in order to protect against a defect in the batch brining your data down with it. If you do that you'll never
get identical disk sizes! But I digress.
The first step is to get identically-size slices on each disk. We're not going to use all of either disk, so 800MB
slices will be fine. You'll do this step during the install of FreeBSD. IDE drives
generally show up as ad0 and ad2, so our slices will be: ad0s1 and ad2s1. You'll also want to add the FreeBSD
bootloader onto the disks, so they are identical. This will be done by default.
Now, we install FreeBSD, using the minimal install + kernel sources. This will give us a system to work with. Once
we're installed, we will create the Genom disk and mirror the data.
Use the notes found on http://people.freebsd.org/~rse/mirror,
to build a RAID array.
Now that we have a RAID stack up and running, it's time to build our custom kernel and set up our bridge.
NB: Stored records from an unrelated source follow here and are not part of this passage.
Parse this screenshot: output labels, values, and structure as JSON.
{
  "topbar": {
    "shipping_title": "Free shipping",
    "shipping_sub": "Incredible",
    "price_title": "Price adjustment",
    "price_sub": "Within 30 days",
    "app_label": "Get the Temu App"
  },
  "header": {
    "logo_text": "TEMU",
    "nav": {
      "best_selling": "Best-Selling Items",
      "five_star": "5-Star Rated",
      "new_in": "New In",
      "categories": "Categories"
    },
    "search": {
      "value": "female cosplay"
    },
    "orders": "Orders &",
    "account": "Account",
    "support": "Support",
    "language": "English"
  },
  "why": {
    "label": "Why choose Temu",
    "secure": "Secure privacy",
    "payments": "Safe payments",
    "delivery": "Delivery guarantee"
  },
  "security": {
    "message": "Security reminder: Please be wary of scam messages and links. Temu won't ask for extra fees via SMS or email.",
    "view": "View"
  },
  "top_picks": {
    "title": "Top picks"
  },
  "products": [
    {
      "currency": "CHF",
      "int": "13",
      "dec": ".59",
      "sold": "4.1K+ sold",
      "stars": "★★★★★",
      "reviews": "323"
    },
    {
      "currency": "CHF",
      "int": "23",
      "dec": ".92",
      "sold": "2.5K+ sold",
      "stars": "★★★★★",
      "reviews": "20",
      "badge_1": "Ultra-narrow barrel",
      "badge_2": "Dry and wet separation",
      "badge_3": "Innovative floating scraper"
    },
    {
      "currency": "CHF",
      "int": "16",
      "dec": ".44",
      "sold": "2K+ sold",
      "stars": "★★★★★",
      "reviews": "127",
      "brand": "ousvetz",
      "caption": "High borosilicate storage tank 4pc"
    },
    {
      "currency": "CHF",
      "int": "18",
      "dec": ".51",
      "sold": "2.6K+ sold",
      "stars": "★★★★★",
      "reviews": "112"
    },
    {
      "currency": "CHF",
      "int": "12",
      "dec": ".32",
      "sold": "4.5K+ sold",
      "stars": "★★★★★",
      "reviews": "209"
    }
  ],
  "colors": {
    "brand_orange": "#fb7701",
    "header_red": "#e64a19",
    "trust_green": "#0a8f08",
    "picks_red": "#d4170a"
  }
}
First, we
need to add the ATH driver into the kernel and disable everything we're not using. Below are some of the requirements
I needed in my kernel.
Machine type: i386
View the FreeBSD handbook for more information on building your own kernel. If all goes well, when you restart your
machine, you should see the ath driver load in the startup log. (try dmesg if you missed it). We need to set
the machine up to use WPA to access the wireless network, AND use DHCP to get an IP address. To do that, we must
configure our card in the /etc/rc.conf file.
We also need to tell the card what network to connect to (SSID) and the WPA key. That is found in /etc/wpa_supplicant.conf
Restart the network subsystem and you should see your wireless card associate with the network and get an IP address.
But after all that work, I discovered that the network I was connecting to was protected with 128bit WEP! Not to worry,
as FreeBSD supports WEP too. To connect to a WEP network and get an IP address using DHCP, use the following
ifconfig_ath0="ssid default wepmode on wepkey 1: weptxkey 1"
You don't need the wpa_supplicant.conf file at all.
We're connected to the wireless network, now we need to give our internal NIC an IP address and set up the NAT.
You'll also want to disable any unnecessary services. I've left my configuration in for reference.
ifconfig_vx0="inet 192.168.40.1 netmask 255.255.255.0"
We also need to set the rules for the IPFilter firewall. I've left this fairly open, as there's another firewall
between it and my network, and it's behind my neighbor's router. Here I'm allowing all traffic out from my network
to the internet, and not allowing any traffic in from the internet. This has the benefit of not allowing any connections
to any port on the machine from the outside world. Both the ipf.rules and ipnat.rules files are in /etc.
pass in all
pass out all
map ath0 192.168.40.0/24 -> 0.0.0.0/32 portmap tcp/udp 40000:60000
map ath0 192.168.40.0/24 -> 0.0.0.0/32
Finally, turn on the forwarding by adding this line to /etc/sysctl.conf
Reboot the machine, and you've got a Wireless to ethernet NAT bridge!
Rebuilding The RAID
Sure enough, within a month after building the system, one of the disks crashed. Now I'm running a degraded array.
Name Status Components
mirror/gm0s1 DEGRADED ad2s1
It was ad0 that failed, which is on IDE0. And that's the only drive the system can boot from. Luckily, the MBR was OK, and
enough information stayed stable so that the system could boot into the RAID mirror and keep running. I found a used 4.3GB
drive and prepared to toss that in. But without the FreeBSD boot information on it, the system wouldn't run. Solution:
Clone the remaining good disk.
Knoppix saves the day again. Booting into a Linux LiveCD allows me to run dd and clone my good
drive to the new master.
#dd if=/dev/hdc of=/dev/hda
That took a while on this machine, about 10 minutes. I rebooted, removed the Knoppix disc, and went right into FreeBSD.
Now, the mirror is running degraded, using only ad0s1. We need to re-add ad2s1. I'm also seeing a GMIRROR failure in dmesg,
showing error 17. We will tell gmirror to 'forget' about the old disk, and just re-add it as new.
#gmirror forget gm0s1
#gmirror insert gm0s1 /dev/ad2s1
now, a look at the status shows the RAID mirror rebuilding:
Name Status Components
mirror/gm0s1 DEGRADED ad0s1
Once completed, we are back in business with a mirrored OS.